SANTA CLARA – Referee Carl Cheffers and his crew called 34 penalties on Sunday night, but there were a lot of questions afterward about two times in which the whistle was not blown.
On the 49ers’ first touchdown of the game, Chicago Bears fans were left wondering why the 49ers were not called for delay of game.
After all, the play clock clearly reached :00 before center Daniel Kilgore snapped the ball to Colin Kaepernick, who then tossed to Michael Crabtree for a 3-yard touchdown. But delay penalties are not instantaneous to the clock expiring.
The back judge is responsible for watching the play clock. When the clock hits zero, he looks to see if the ball is being snapped. So there is a natural delay in the timing. In this case, a full second expired between :00 and the snap of the ball.
Another play that came under question occurred on Kaepernick’s second interception. Bears cornerback Kyle Fuller and Crabtree battled for the pass before Fuller gained control and went to the ground.
Fuller would have been down by contact only if Crabtree had touched him after Fuller gained possession of the ball. In this case, it appears as if Fuller gained control of the ball while he and Crabtree were separated.
Fuller got up at the 26-yard line and returned it to the 49ers’ 6. After Kaepernick was called for unsportsmanlike conduct for alleged “inappropriate language,” the Bears scored on the next play -- Jay Cutler's 3-yard pass to tight end Martellus Bennett -- to take a 21-20 lead.
Because it was a turnover, the replay official at the game and the head of officials Dean Blandino in New York would have reviewed the play.
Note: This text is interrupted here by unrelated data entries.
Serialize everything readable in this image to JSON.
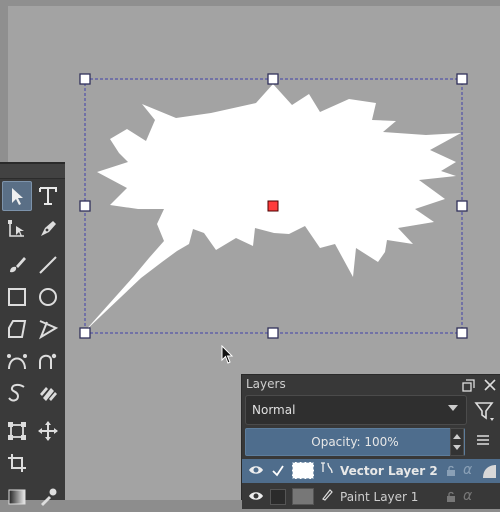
{
  "app": {
    "accent_color": "#4e6d8d",
    "canvas_color": "#a3a3a3",
    "shape_fill": "#ffffff",
    "selection_color": "#3b3b9b",
    "handle_center_color": "#ff3b3b"
  },
  "canvas": {
    "shape_name": "speech-bubble-burst",
    "selection": "active"
  },
  "toolbox": {
    "tools": [
      {
        "name": "select-shape-tool-icon",
        "active": true
      },
      {
        "name": "text-tool-icon",
        "active": false
      },
      {
        "name": "edit-shapes-tool-icon",
        "active": false
      },
      {
        "name": "calligraphy-tool-icon",
        "active": false
      },
      {
        "name": "freehand-brush-tool-icon",
        "active": false
      },
      {
        "name": "line-tool-icon",
        "active": false
      },
      {
        "name": "rectangle-tool-icon",
        "active": false
      },
      {
        "name": "ellipse-tool-icon",
        "active": false
      },
      {
        "name": "polygon-tool-icon",
        "active": false
      },
      {
        "name": "polyline-tool-icon",
        "active": false
      },
      {
        "name": "bezier-curve-tool-icon",
        "active": false
      },
      {
        "name": "freehand-path-tool-icon",
        "active": false
      },
      {
        "name": "dynamic-brush-tool-icon",
        "active": false
      },
      {
        "name": "multibrush-tool-icon",
        "active": false
      },
      {
        "name": "transform-tool-icon",
        "active": false
      },
      {
        "name": "move-tool-icon",
        "active": false
      },
      {
        "name": "crop-tool-icon",
        "active": false
      },
      {
        "name": "gradient-tool-icon",
        "active": false
      },
      {
        "name": "color-picker-tool-icon",
        "active": false
      }
    ]
  },
  "layers": {
    "title": "Layers",
    "blend_mode": "Normal",
    "opacity_label": "Opacity:  100%",
    "opacity": 1.0,
    "items": [
      {
        "name": "Vector Layer 2",
        "selected": true,
        "visible": true,
        "type": "vector"
      },
      {
        "name": "Paint Layer 1",
        "selected": false,
        "visible": true,
        "type": "paint"
      }
    ]
  }
}
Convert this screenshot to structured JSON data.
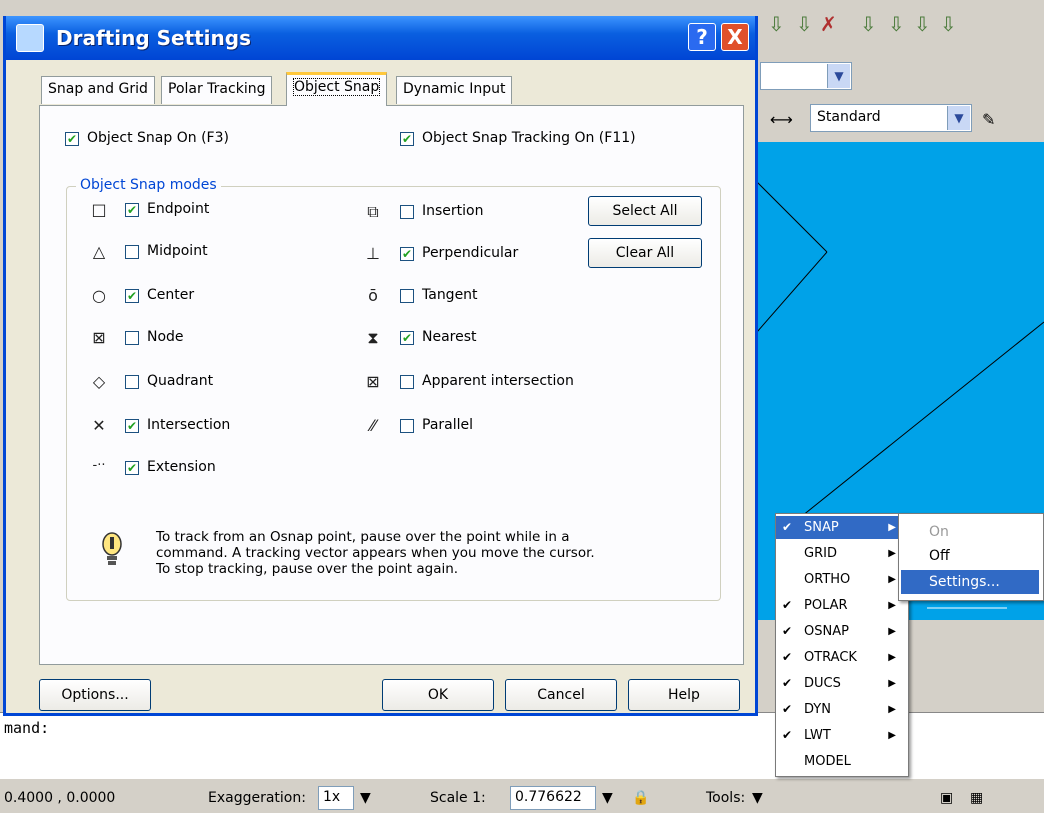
{
  "dialog": {
    "title": "Drafting Settings",
    "help_glyph": "?",
    "close_glyph": "X",
    "tabs": [
      {
        "label": "Snap and Grid"
      },
      {
        "label": "Polar Tracking"
      },
      {
        "label": "Object Snap"
      },
      {
        "label": "Dynamic Input"
      }
    ],
    "active_tab": "Object Snap",
    "osnap_on": {
      "label": "Object Snap On (F3)",
      "checked": true
    },
    "otrack_on": {
      "label": "Object Snap Tracking On (F11)",
      "checked": true
    },
    "group_title": "Object Snap modes",
    "modes_left": [
      {
        "label": "Endpoint",
        "checked": true,
        "icon": "□"
      },
      {
        "label": "Midpoint",
        "checked": false,
        "icon": "△"
      },
      {
        "label": "Center",
        "checked": true,
        "icon": "○"
      },
      {
        "label": "Node",
        "checked": false,
        "icon": "⊠"
      },
      {
        "label": "Quadrant",
        "checked": false,
        "icon": "◇"
      },
      {
        "label": "Intersection",
        "checked": true,
        "icon": "✕"
      },
      {
        "label": "Extension",
        "checked": true,
        "icon": "-··"
      }
    ],
    "modes_right": [
      {
        "label": "Insertion",
        "checked": false,
        "icon": "⧉"
      },
      {
        "label": "Perpendicular",
        "checked": true,
        "icon": "⊥"
      },
      {
        "label": "Tangent",
        "checked": false,
        "icon": "ō"
      },
      {
        "label": "Nearest",
        "checked": true,
        "icon": "⧗"
      },
      {
        "label": "Apparent intersection",
        "checked": false,
        "icon": "⊠"
      },
      {
        "label": "Parallel",
        "checked": false,
        "icon": "⁄⁄"
      }
    ],
    "select_all": "Select All",
    "clear_all": "Clear All",
    "tip_lines": [
      "To track from an Osnap point, pause over the point while in a",
      "command.  A tracking vector appears when you move the cursor.",
      "To stop tracking, pause over the point again."
    ],
    "options_btn": "Options...",
    "ok_btn": "OK",
    "cancel_btn": "Cancel",
    "help_btn": "Help"
  },
  "toolbar": {
    "style_combo": "Standard"
  },
  "command_line": "mand:",
  "statusbar": {
    "coords": "0.4000 , 0.0000",
    "exaggeration_label": "Exaggeration:",
    "exaggeration_value": "1x",
    "scale_label": "Scale 1:",
    "scale_value": "0.776622",
    "tools_label": "Tools:"
  },
  "context_menu": {
    "items": [
      {
        "label": "SNAP",
        "checked": true,
        "submenu": true,
        "highlighted": true
      },
      {
        "label": "GRID",
        "checked": false,
        "submenu": true
      },
      {
        "label": "ORTHO",
        "checked": false,
        "submenu": true
      },
      {
        "label": "POLAR",
        "checked": true,
        "submenu": true
      },
      {
        "label": "OSNAP",
        "checked": true,
        "submenu": true
      },
      {
        "label": "OTRACK",
        "checked": true,
        "submenu": true
      },
      {
        "label": "DUCS",
        "checked": true,
        "submenu": true
      },
      {
        "label": "DYN",
        "checked": true,
        "submenu": true
      },
      {
        "label": "LWT",
        "checked": true,
        "submenu": true
      },
      {
        "label": "MODEL",
        "checked": false,
        "submenu": false
      }
    ],
    "check_glyph": "✔",
    "submenu_glyph": "▶",
    "submenu": [
      {
        "label": "On",
        "disabled": true
      },
      {
        "label": "Off",
        "disabled": false
      },
      {
        "label": "Settings...",
        "highlighted": true
      }
    ]
  }
}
The call was confirmed, and the game was not stopped.
The NFL declined to comment specifically on each of those officiating decisions.
The officials played a large role in Sunday’s game. The 49ers were flagged 18 times with 16 of those penalties accepted for 118 yards. The Bears were called for 16 penalties with 10 being accepted for 56 yards.